Amid safety concerns, FDA grants two new JAK approvals — but with added warnings and a key label change
After a post-marketing trial for Pfizer’s Xeljanz turned up concerning safety results at the beginning of the year, thwarting the whole JAK class, the FDA is finally rolling out some new approvals — but with added warnings and a key label change.
Both Xeljanz and AbbVie’s Rinvoq got cleared for new indications on Tuesday, but on one condition: They can only be taken after a patient has failed on one or more tumor necrosis factor (TNF) blockers, like Humira or Enbrel.
Earlier this month, the FDA slapped boxed warnings on the labels of Xeljanz, Rinvoq and Eli Lilly’s Olumiant, flagging the risk of cardiovascular events such as heart attack or stroke in high-risk patients who are 50 years and older, especially those with other risk factors such as current or past smokers.
Xeljanz is now approved for adults with active ankylosing spondylitis, a rare type of arthritis that causes pain and stiffness in the spine. And Rinvoq pulled a win in adults with active psoriatic arthritis, a type of inflammatory arthritis that causes joint pain, stiffness and swelling.
The latest fallout over JAK safety began back in January, when Xeljanz failed a six-year post-marketing safety study across 4,362 rheumatoid arthritis patients. Researchers found that those who received either a low or high dose of Xeljanz experienced more major cardiovascular events — such as stroke and heart attack — than those on Humira or Enbrel. They also had higher rates of cancer, with Pfizer failing to hit non-inferiority on both primary endpoints.
The study renewed some difficult questions for JAK inhibitors more broadly, a class that generated significant efficacy in autoimmune conditions but faced repeated safety concerns.
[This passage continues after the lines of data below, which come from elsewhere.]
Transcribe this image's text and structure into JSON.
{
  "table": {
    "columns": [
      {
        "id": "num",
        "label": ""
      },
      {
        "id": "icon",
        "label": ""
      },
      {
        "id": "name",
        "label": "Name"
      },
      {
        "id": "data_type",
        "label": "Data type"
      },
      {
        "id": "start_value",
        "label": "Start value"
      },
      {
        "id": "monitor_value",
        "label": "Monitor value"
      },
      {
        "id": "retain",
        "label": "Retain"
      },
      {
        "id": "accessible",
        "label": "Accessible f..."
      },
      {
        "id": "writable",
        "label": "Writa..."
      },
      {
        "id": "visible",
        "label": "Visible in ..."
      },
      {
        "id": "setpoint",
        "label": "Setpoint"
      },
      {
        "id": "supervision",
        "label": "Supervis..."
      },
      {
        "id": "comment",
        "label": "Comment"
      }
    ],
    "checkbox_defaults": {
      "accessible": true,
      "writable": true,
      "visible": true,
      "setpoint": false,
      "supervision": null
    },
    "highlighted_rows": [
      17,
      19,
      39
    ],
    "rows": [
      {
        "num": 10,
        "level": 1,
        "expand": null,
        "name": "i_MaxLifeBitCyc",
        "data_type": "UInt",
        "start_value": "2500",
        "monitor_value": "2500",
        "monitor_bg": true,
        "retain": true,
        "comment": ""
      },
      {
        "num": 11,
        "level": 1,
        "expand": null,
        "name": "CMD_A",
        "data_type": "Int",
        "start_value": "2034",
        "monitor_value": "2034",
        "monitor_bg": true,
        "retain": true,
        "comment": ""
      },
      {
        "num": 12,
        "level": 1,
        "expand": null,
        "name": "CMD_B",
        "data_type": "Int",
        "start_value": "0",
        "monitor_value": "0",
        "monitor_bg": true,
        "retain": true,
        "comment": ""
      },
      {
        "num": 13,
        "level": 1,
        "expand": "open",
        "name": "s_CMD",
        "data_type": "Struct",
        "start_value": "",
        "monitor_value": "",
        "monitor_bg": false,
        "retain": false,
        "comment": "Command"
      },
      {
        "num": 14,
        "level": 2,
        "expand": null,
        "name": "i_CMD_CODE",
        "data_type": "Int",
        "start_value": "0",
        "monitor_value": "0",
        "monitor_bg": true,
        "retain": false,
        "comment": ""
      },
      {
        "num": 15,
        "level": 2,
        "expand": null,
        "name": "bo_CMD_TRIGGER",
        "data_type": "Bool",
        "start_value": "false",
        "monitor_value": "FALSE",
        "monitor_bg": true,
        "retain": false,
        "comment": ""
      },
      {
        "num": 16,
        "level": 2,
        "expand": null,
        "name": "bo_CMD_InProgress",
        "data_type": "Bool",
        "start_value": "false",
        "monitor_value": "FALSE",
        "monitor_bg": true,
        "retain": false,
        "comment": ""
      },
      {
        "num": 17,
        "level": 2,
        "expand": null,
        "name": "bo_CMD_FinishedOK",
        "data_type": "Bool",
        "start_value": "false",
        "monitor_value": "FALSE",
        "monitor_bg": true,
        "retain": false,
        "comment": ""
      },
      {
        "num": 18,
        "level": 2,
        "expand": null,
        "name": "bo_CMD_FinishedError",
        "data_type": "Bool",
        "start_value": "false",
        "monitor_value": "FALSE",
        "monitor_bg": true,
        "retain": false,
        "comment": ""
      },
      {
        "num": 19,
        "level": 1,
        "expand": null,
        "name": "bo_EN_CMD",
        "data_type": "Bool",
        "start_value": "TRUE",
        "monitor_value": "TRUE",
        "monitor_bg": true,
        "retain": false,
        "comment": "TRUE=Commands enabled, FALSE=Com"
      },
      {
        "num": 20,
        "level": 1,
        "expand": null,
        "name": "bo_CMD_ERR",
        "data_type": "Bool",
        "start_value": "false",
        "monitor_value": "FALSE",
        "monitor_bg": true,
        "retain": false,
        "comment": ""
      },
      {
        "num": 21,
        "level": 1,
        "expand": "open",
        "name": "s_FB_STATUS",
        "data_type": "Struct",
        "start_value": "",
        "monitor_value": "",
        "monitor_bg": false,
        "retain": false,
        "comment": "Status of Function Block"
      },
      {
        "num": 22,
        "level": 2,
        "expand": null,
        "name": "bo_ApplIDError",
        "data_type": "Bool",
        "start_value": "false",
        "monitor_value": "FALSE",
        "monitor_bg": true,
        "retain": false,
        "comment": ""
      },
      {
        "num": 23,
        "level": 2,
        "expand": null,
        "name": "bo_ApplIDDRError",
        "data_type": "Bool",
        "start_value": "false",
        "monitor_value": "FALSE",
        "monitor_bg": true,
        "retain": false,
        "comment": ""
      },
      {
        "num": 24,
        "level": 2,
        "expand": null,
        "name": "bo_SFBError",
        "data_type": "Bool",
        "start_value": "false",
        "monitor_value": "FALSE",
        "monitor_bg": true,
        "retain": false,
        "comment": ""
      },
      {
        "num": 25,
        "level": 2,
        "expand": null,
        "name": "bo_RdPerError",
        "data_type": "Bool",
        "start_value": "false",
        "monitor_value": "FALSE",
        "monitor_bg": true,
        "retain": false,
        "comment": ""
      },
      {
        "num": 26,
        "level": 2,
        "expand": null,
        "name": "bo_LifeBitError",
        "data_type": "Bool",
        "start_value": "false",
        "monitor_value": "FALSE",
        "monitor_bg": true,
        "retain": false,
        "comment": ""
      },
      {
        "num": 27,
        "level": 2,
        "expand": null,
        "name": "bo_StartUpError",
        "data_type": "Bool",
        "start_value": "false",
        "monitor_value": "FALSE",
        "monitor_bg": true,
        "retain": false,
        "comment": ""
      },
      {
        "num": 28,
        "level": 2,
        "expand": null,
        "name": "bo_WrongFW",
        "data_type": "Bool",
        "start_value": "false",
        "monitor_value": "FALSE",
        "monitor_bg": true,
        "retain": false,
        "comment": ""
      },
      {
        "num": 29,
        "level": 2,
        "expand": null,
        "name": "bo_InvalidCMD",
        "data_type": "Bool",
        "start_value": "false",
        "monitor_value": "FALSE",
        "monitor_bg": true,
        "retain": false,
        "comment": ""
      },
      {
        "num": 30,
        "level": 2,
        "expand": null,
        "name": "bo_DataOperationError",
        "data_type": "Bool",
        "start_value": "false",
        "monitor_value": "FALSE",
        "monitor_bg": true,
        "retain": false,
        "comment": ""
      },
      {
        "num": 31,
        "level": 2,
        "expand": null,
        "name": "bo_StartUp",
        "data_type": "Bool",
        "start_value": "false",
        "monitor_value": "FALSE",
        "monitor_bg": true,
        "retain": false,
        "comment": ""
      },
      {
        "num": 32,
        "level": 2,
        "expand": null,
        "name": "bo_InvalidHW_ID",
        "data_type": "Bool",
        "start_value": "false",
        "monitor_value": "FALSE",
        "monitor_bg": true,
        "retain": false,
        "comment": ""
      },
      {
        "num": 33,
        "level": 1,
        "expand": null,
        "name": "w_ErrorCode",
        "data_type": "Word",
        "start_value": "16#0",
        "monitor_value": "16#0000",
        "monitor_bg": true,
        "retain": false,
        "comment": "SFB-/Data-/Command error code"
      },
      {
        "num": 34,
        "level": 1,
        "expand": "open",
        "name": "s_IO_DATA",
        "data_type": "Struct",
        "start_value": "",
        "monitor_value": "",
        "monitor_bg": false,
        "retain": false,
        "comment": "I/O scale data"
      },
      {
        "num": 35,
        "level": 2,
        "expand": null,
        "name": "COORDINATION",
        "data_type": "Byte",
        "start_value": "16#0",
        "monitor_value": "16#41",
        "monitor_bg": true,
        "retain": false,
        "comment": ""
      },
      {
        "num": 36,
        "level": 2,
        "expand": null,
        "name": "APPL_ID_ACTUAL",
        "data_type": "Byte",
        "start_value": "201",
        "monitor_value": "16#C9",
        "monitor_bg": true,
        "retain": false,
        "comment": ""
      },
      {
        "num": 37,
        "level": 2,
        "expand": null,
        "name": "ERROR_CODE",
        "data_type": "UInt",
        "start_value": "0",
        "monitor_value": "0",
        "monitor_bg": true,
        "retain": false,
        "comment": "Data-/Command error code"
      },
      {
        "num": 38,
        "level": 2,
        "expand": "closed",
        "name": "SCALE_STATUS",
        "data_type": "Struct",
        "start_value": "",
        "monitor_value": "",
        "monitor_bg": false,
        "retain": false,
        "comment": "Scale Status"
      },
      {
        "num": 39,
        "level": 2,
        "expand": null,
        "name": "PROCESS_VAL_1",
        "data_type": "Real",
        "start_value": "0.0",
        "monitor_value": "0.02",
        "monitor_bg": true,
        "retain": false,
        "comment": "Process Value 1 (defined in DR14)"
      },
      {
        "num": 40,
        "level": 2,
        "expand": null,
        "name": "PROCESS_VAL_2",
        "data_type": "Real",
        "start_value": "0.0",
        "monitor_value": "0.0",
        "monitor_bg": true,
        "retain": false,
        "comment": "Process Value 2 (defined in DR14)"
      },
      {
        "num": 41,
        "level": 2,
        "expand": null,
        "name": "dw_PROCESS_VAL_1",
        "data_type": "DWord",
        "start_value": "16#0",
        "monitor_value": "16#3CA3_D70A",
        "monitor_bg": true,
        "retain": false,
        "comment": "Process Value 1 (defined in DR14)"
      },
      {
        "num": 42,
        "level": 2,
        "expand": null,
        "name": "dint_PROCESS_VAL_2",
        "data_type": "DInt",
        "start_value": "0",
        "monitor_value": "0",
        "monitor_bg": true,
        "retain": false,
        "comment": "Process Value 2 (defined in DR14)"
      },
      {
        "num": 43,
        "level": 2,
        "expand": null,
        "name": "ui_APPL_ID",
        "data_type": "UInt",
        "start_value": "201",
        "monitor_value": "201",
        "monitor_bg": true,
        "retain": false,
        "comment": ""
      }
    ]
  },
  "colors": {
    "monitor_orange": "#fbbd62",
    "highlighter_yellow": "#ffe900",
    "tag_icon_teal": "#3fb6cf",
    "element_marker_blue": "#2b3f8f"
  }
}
In the first week of December, the FDA concluded that there’s an increased risk of serious heart-related events such as heart attack or stroke, cancer, blood clots and death associated with Xeljanz, and put updated warnings on that drug and two others. Although Olumiant and Rinvoq hadn’t been studied in large safety trials, regulators decided that they may pose similar risks, as they share the same mechanism of action.
The Xeljanz approval is based on data from a Phase III trial, showing that twice-daily 5 mg doses of the blockbuster drug helped 56.4% of patients achieve an improvement of at least 20% on the Assessment in SpondyloArthritis international Society scale (ASAS20), compared to just 29.4% of placebo patients (p<0.0001).
Just over 40% of patients on Xeljanz achieved an ASAS40 response, compared to 12.5% on placebo, according to Pfizer. The safety profile was similar to that in approved indications of rheumatoid arthritis and psoriatic arthritis, the company said.
Meanwhile, Rinvoq helped psoriatic arthritis patients treated with 15 mg doses achieve higher ACR50 responses (an improvement of at least 50% on the American College of Rheumatology scale) compared to placebo in two Phase III trials. In the trials, 38% and 32% of patients on Rinvoq achieved ACR50, compared to 13% and 5% on placebo, respectively.
The Rinvoq arms also boasted 16% and 9% ACR70 responses, compared to 2% and 1% in the placebo arms, respectively. And the drug was seen to significantly inhibit the progression of structural joint damage compared to placebo, according to AbbVie. The company said Rinvoq’s safety profile was consistent with that in patients with rheumatoid arthritis.
Now, we’ll wait to see if the added warnings affect the drugs’ performances. Xeljanz pulled in $2.4 billion in 2020, and Rinvoq was a bit behind it with $731 million in net sales.